▶ _About this exercise_: Restate, in full and unchanged, the entries that follow, but not their pictures.

▶ _Data for this task_:
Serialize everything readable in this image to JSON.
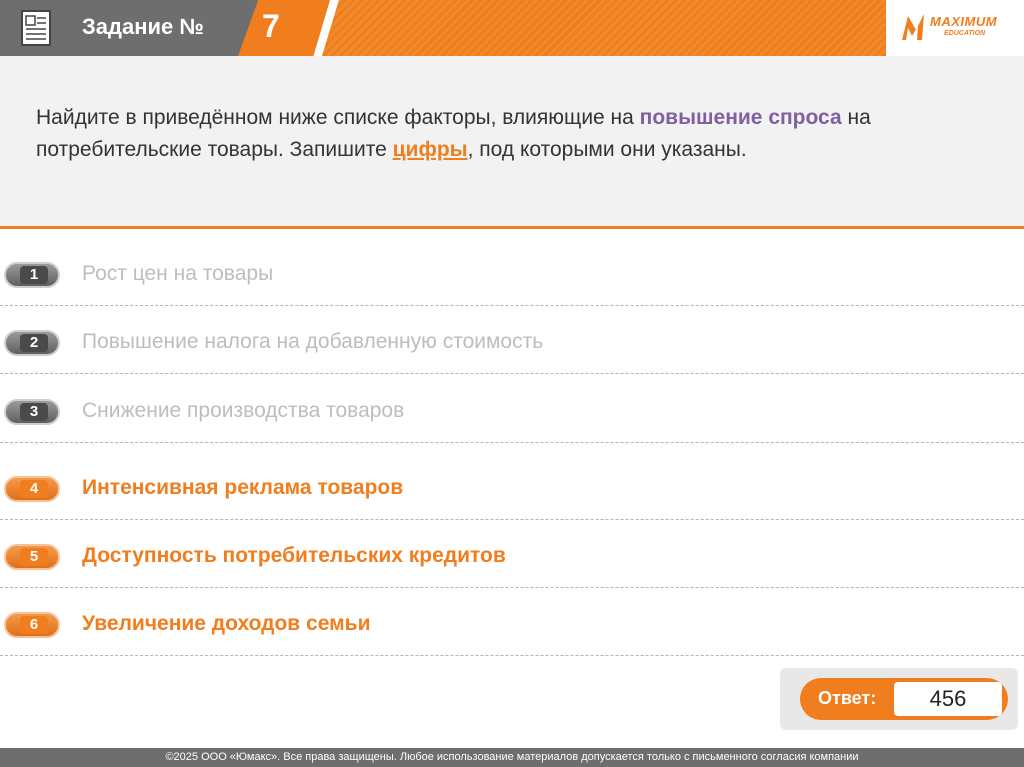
{
  "header": {
    "task_label": "Задание №",
    "task_number": "7",
    "logo_text": "MAXIMUM",
    "logo_sub": "EDUCATION"
  },
  "question": {
    "part1": "Найдите в приведённом ниже списке факторы, влияющие на ",
    "highlight1": "повышение спроса",
    "part2": " на потребительские товары. Запишите ",
    "highlight2": "цифры",
    "part3": ", под которыми они указаны."
  },
  "options": [
    {
      "num": "1",
      "text": "Рост цен на товары"
    },
    {
      "num": "2",
      "text": "Повышение налога на добавленную стоимость"
    },
    {
      "num": "3",
      "text": "Снижение производства товаров"
    },
    {
      "num": "4",
      "text": "Интенсивная реклама товаров"
    },
    {
      "num": "5",
      "text": "Доступность потребительских кредитов"
    },
    {
      "num": "6",
      "text": "Увеличение доходов семьи"
    }
  ],
  "answer": {
    "label": "Ответ:",
    "value": "456"
  },
  "footer": {
    "text": "©2025 ООО «Юмакс». Все права защищены. Любое использование материалов допускается только с  письменного согласия компании"
  },
  "colors": {
    "accent": "#f07d1e",
    "header_gray": "#6e6e6e",
    "highlight_purple": "#8060a0"
  },
  "icons": {
    "doc": "document-icon",
    "logo": "maximum-logo-icon"
  }
}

▶ _Response below_:
Serialize everything readable in this image to JSON.
{
  "header": {
    "task_label": "Задание №",
    "task_number": "7",
    "logo_text": "MAXIMUM",
    "logo_sub": "EDUCATION"
  },
  "question": {
    "part1": "Найдите в приведённом ниже списке факторы, влияющие на ",
    "highlight1": "повышение спроса",
    "part2": " на потребительские товары. Запишите ",
    "highlight2": "цифры",
    "part3": ", под которыми они указаны."
  },
  "options": [
    {
      "num": "1",
      "text": "Рост цен на товары"
    },
    {
      "num": "2",
      "text": "Повышение налога на добавленную стоимость"
    },
    {
      "num": "3",
      "text": "Снижение производства товаров"
    },
    {
      "num": "4",
      "text": "Интенсивная реклама товаров"
    },
    {
      "num": "5",
      "text": "Доступность потребительских кредитов"
    },
    {
      "num": "6",
      "text": "Увеличение доходов семьи"
    }
  ],
  "answer": {
    "label": "Ответ:",
    "value": "456"
  },
  "footer": {
    "text": "©2025 ООО «Юмакс». Все права защищены. Любое использование материалов допускается только с  письменного согласия компании"
  },
  "colors": {
    "accent": "#f07d1e",
    "header_gray": "#6e6e6e",
    "highlight_purple": "#8060a0"
  },
  "icons": {
    "doc": "document-icon",
    "logo": "maximum-logo-icon"
  }
}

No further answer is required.